- **Provided data**
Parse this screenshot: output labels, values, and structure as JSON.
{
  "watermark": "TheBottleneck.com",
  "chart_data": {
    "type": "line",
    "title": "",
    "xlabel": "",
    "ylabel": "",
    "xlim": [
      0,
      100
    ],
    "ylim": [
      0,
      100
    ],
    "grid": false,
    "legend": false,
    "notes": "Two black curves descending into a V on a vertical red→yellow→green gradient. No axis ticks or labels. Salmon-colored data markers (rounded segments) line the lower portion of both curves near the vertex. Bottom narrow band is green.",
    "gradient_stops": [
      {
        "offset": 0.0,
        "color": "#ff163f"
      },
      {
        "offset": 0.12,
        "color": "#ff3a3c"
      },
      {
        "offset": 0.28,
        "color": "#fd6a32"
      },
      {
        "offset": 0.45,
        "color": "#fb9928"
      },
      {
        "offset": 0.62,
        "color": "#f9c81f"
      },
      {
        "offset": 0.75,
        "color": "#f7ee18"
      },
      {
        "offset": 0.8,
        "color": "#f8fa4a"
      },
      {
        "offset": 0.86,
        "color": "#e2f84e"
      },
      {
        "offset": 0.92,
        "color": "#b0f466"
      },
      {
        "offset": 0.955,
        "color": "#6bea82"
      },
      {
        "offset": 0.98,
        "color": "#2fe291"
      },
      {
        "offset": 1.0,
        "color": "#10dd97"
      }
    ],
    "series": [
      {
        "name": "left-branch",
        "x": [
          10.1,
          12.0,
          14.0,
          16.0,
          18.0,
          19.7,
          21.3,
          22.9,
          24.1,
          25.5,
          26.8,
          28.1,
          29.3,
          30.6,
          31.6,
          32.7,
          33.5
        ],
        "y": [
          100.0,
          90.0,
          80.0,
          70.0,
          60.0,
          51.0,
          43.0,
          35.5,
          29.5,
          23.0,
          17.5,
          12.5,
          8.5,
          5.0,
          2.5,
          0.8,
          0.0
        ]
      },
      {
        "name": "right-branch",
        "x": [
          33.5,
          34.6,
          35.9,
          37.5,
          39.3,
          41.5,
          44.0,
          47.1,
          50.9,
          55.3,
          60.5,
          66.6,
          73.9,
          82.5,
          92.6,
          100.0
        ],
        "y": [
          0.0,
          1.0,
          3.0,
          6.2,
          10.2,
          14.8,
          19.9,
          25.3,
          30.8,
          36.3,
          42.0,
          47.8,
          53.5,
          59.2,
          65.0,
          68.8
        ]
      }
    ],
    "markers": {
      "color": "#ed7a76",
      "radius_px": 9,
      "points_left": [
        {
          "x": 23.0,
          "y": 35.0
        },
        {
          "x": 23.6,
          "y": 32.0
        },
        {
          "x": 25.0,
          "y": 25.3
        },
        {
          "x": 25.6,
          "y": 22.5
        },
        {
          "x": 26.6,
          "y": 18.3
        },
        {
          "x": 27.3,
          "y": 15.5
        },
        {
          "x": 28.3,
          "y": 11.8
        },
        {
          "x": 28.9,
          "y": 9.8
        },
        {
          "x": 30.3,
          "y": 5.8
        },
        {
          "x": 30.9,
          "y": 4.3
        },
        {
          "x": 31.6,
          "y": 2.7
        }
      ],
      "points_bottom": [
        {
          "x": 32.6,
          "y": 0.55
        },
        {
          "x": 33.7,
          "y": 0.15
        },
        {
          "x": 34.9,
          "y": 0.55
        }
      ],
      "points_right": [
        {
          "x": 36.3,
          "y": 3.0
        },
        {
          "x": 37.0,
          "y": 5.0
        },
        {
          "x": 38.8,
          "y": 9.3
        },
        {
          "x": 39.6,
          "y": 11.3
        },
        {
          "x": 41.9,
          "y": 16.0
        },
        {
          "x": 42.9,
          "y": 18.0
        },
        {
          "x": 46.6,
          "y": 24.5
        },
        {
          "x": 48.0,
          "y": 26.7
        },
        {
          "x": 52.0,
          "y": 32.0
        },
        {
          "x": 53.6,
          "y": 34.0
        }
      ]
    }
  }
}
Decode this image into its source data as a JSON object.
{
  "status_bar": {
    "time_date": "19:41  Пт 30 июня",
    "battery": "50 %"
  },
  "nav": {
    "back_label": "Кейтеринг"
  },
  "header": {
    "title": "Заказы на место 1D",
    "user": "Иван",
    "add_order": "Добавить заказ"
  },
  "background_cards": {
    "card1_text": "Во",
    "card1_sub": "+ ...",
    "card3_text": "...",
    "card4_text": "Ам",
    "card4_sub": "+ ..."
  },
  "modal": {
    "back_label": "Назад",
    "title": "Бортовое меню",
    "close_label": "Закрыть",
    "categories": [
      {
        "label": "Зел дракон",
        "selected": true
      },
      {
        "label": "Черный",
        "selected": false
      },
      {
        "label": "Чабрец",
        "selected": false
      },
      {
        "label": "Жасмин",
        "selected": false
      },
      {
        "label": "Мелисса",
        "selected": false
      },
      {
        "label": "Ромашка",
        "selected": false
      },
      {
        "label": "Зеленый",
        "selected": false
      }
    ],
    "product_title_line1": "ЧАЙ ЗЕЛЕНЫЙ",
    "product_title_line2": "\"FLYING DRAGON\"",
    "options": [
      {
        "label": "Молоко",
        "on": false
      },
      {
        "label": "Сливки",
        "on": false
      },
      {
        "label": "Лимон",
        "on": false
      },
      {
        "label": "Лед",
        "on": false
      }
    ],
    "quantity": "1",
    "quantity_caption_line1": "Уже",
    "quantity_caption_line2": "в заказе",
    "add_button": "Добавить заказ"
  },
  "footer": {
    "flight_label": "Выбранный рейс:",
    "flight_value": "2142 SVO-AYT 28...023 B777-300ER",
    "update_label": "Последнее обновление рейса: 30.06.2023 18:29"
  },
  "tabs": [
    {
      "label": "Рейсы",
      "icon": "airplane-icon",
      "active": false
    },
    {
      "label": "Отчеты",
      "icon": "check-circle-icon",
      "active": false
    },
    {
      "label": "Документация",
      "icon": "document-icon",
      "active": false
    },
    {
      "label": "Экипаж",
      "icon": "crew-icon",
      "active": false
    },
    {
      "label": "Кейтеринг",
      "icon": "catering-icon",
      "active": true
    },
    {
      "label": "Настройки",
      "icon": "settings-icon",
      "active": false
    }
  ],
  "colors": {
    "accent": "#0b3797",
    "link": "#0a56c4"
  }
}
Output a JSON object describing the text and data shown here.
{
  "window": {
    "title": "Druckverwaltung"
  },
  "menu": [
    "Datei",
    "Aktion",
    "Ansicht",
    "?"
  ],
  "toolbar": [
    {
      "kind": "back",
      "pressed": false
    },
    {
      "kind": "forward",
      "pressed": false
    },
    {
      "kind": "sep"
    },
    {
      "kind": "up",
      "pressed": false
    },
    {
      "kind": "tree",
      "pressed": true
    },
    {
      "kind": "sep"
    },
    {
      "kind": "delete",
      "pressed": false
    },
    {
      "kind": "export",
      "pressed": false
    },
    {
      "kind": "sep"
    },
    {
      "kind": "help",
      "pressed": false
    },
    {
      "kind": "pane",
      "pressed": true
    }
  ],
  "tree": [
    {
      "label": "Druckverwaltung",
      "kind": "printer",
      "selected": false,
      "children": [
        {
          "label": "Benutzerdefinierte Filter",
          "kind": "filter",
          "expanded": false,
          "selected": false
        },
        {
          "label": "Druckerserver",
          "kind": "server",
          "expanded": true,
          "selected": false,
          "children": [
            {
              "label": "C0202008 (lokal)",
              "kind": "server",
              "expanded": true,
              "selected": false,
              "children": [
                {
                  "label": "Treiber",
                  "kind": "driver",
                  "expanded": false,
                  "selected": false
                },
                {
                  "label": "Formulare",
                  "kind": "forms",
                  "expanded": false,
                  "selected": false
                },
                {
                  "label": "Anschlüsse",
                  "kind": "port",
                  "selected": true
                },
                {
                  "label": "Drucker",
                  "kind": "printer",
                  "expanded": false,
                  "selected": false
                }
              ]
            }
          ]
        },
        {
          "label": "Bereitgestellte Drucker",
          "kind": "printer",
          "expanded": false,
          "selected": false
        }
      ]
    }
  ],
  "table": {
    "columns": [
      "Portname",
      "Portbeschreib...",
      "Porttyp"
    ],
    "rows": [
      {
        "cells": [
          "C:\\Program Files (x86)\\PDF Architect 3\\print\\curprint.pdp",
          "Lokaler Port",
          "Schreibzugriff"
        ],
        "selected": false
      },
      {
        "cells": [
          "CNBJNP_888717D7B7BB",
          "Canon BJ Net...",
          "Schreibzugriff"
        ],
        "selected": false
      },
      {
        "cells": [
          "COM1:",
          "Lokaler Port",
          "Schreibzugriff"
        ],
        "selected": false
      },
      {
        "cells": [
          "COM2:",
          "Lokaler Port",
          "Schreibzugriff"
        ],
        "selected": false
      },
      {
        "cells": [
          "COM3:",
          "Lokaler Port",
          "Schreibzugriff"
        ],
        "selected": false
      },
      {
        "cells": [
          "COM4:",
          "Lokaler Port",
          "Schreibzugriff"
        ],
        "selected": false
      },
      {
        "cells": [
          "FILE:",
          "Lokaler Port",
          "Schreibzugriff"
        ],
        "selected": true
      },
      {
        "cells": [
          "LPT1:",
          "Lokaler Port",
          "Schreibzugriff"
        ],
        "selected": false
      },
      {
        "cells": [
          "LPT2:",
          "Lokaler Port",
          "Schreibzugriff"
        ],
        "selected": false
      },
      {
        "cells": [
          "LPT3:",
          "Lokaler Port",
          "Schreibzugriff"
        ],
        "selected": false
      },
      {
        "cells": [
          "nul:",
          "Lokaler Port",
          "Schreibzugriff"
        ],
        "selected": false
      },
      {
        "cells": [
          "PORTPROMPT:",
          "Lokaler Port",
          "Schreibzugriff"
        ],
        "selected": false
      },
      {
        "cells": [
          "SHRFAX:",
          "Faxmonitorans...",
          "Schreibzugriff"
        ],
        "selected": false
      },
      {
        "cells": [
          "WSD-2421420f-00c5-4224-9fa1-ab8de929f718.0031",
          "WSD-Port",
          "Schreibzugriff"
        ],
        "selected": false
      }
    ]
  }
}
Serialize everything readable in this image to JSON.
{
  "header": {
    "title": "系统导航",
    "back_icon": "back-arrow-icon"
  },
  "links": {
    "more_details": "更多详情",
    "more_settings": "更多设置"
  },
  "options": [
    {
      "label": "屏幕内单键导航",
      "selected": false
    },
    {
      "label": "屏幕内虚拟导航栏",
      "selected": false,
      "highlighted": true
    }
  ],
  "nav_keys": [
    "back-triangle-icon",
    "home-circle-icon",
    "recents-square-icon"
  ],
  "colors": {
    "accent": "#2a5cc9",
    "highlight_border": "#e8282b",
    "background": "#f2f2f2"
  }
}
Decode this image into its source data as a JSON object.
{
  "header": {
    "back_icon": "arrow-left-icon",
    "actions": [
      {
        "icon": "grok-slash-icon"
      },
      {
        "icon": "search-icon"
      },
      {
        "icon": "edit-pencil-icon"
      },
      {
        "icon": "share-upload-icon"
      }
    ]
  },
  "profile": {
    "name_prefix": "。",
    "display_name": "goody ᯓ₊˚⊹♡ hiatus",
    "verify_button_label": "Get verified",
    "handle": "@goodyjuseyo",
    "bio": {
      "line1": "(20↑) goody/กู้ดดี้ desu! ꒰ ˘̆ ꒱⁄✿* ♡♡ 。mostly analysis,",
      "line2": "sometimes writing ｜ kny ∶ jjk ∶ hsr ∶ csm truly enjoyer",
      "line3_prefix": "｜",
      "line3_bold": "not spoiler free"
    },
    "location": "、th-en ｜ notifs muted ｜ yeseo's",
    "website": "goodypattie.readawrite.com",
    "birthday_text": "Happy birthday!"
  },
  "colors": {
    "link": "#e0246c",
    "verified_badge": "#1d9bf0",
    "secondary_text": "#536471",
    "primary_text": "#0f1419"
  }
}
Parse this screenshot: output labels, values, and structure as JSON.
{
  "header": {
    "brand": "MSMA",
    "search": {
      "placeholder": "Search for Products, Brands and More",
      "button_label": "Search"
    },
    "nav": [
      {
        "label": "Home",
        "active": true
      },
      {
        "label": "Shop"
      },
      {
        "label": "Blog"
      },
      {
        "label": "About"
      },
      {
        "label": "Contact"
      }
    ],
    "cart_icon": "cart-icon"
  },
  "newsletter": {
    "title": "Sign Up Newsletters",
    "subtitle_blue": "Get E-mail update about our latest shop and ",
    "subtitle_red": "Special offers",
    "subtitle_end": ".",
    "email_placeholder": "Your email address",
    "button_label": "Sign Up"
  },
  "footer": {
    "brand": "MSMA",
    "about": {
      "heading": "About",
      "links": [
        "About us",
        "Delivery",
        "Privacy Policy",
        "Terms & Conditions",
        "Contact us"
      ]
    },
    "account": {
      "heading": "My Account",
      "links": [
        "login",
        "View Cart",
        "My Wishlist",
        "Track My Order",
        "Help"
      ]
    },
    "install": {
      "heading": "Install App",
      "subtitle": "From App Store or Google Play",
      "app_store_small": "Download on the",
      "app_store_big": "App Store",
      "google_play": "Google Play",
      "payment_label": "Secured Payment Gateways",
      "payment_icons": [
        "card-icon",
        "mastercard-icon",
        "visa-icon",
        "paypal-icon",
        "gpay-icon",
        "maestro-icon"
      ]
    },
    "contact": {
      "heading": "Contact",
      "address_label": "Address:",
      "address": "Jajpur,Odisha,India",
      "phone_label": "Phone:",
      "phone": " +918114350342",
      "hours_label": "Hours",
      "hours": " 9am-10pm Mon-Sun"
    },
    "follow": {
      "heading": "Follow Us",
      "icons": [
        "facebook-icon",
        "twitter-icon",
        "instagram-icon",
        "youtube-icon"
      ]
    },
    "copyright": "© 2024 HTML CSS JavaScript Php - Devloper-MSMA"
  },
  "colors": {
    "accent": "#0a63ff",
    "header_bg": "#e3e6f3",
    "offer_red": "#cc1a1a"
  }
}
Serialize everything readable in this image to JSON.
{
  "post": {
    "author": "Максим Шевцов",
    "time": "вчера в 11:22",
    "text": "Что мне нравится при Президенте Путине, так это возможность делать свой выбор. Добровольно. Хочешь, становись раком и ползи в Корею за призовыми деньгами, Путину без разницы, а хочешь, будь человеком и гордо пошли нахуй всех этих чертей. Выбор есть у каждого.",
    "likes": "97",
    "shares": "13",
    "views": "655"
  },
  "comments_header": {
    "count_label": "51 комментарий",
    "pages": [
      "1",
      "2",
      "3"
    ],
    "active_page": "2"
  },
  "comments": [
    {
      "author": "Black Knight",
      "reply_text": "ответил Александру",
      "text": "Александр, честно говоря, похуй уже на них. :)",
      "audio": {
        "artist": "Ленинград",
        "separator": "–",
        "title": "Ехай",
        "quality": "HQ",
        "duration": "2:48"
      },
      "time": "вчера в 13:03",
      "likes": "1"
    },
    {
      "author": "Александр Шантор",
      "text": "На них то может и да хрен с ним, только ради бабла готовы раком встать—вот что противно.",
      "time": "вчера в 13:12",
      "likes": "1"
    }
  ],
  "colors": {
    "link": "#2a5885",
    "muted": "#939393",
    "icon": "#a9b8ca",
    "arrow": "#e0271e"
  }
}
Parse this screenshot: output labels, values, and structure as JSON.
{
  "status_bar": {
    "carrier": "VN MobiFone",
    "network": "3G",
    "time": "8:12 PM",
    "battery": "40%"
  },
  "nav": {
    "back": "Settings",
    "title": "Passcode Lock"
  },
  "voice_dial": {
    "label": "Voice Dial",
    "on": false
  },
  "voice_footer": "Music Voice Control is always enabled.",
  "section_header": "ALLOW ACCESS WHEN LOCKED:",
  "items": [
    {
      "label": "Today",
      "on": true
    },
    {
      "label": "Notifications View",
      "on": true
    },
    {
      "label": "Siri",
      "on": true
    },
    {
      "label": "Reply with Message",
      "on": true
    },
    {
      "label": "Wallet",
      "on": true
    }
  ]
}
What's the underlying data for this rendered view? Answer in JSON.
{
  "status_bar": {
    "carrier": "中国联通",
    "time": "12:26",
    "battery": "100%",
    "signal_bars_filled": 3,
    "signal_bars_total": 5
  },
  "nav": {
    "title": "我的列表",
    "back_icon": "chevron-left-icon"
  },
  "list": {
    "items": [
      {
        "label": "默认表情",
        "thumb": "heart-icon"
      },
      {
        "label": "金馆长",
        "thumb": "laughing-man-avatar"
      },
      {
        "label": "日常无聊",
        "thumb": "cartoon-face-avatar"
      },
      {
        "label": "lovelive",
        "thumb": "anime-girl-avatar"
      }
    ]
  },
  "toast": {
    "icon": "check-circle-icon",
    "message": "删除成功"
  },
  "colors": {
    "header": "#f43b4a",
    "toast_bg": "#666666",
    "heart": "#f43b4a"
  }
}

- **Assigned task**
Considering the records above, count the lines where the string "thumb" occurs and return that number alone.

- **Answer for the task**
4